The first quarter of 2023 has seen a downward trend in sales listings and buyer demand.
The Royal Institution of Chartered Surveyors’ latest residential market survey reported the ninth successive negative monthly reading in January. New buyer enquiries fell to -47% from -40% the month before, making January the weakest monthly reading since April 2009.
The latest house price data
Halifax and Nationwide’s house price index data have shown similar property price falls.
In March, Nationwide’s latest house price index reported that UK house prices fell annually for the first time since June 2020. The mortgage lender’s data showed the fastest annual decline since the financial crisis.
The first annual drop for nearly three years was recorded in February. Price growth fell 1.1% in February compared to the same month last year. March saw the steepest annual drop since 2009, with a fall of 3.1%.
This makes the average house price of a UK home £257,406, down from £258,297 in January.
“The recent run of weak house price data began with the financial market turbulence in response to the mini-Budget at the end of September last year,” said Robert Gardner, Nationwide’s chief economist. “It will be hard for the market to regain much momentum in the near term since consumer confidence remains weak and household budgets remain under pressure from high inflation.”
Prices fall while mortgages stay high
Although mortgage rates have begun to drop from their peak of 6.65% in September, they still remain high at around 5%. In combination with the rising cost of living, buyer demand has plummeted to its lowest level since 2019. Sellers are reportedly reducing asking prices by as much as £14,000.
Robert Gardner commented, “Inflation has continued to outpace wage growth and mortgage rates remain significantly higher than the lows recorded in 2021.”
Sarah Coles, head of personal finance at Hargreaves Lansdown, commented: “Since the start of 2023 there has been some hope within the market that falling mortgage rates would bring more buyers back, so falls would remain in single digits, and we’d soon be back on track. This remains a real possibility. However, there are a number of factors that could derail this view. While mortgage rates are still expected to fall this year, it’s not going to be a straight line. Recent spending and wage figures are raising the spectre of higher inflation lasting longer than had been expected.”
Reaction from other property industry experts

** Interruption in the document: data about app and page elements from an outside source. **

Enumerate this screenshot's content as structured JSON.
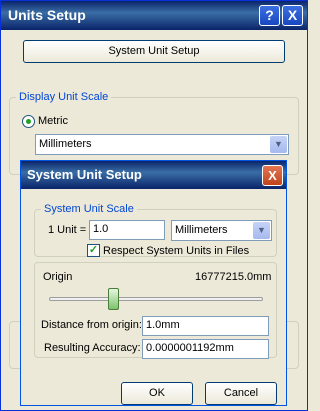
{
  "window": {
    "title": "Units Setup",
    "help_button": "?",
    "close_button": "X"
  },
  "system_unit_setup_button": "System Unit Setup",
  "display_unit_scale": {
    "group_label": "Display Unit Scale",
    "metric_label": "Metric",
    "metric_selected": true,
    "metric_unit": "Millimeters"
  },
  "dialog": {
    "title": "System Unit Setup",
    "close_button": "X",
    "system_unit_scale": {
      "group_label": "System Unit Scale",
      "unit_label": "1 Unit =",
      "unit_value": "1.0",
      "unit_type": "Millimeters",
      "respect_label": "Respect System Units in Files",
      "respect_checked": true
    },
    "origin": {
      "label": "Origin",
      "value": "16777215.0mm",
      "slider_position": 0.3
    },
    "distance_label": "Distance from origin:",
    "distance_value": "1.0mm",
    "accuracy_label": "Resulting Accuracy:",
    "accuracy_value": "0.0000001192mm",
    "ok_label": "OK",
    "cancel_label": "Cancel"
  },
  "colors": {
    "title_bar": "#0a246a",
    "face": "#ece9d8",
    "group_label": "#0046d5",
    "check_green": "#21a121"
  }
}
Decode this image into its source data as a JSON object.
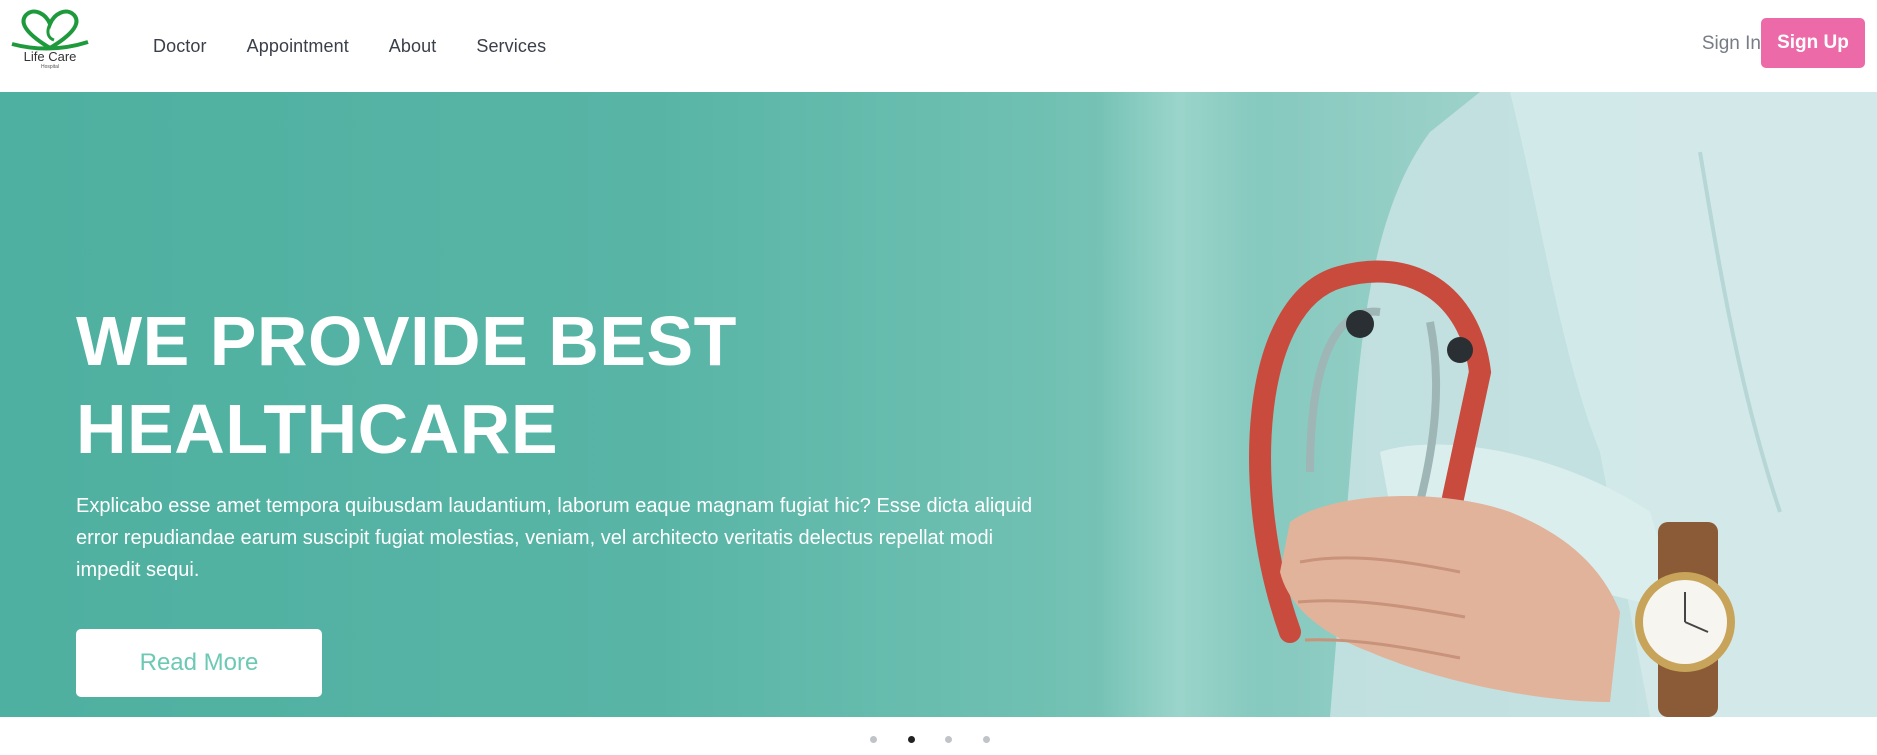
{
  "logo": {
    "name": "Life Care",
    "subtitle": "Hospital",
    "icon": "heart-ribbon-logo",
    "color": "#1e9a3c"
  },
  "nav": {
    "items": [
      {
        "label": "Doctor"
      },
      {
        "label": "Appointment"
      },
      {
        "label": "About"
      },
      {
        "label": "Services"
      }
    ],
    "sign_in": "Sign In",
    "sign_up": "Sign Up"
  },
  "hero": {
    "title": "WE PROVIDE BEST HEALTHCARE",
    "text": "Explicabo esse amet tempora quibusdam laudantium, laborum eaque magnam fugiat hic? Esse dicta aliquid error repudiandae earum suscipit fugiat molestias, veniam, vel architecto veritatis delectus repellat modi impedit sequi.",
    "button": "Read More",
    "image": "doctor-with-stethoscope-photo"
  },
  "carousel": {
    "slide_count": 4,
    "active_index": 1
  },
  "colors": {
    "accent": "#ec6aa8",
    "hero_teal": "#4eb0a0",
    "button_text": "#6cc9b4"
  }
}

Nathan Emerson, the CEO of Propertymark, reported: “Our member agents are reporting transaction levels year on year to be stable and listings of new properties coming to the market also being steady. With a stream of serious buyers still keen to move, and prices still higher compared to this time last year, sellers are still in a strong position to sell, however they can no longer test the market at higher prices and align with those achieved last year. Instead, they will need to reduce or be open to offers in order to get a more realistic and efficient sale.”
Iain McKenzie, CEO of The Guild of Property Professionals, commented: “With the largest annual decline in house prices since the depths of the financial crisis, homeowners may be worried about what this means for them. Unlike the financial crisis, we haven’t seen an aggressive drop-off in transactions, so the slowdown in prices has hardly been the crash that was expected. Sellers are becoming more open to negotiating with buyers on the asking price and that has the potential to skew the data. While we are forecasting an overall decrease of around 8% this year, this would only bring house prices in line with levels back in 2021.”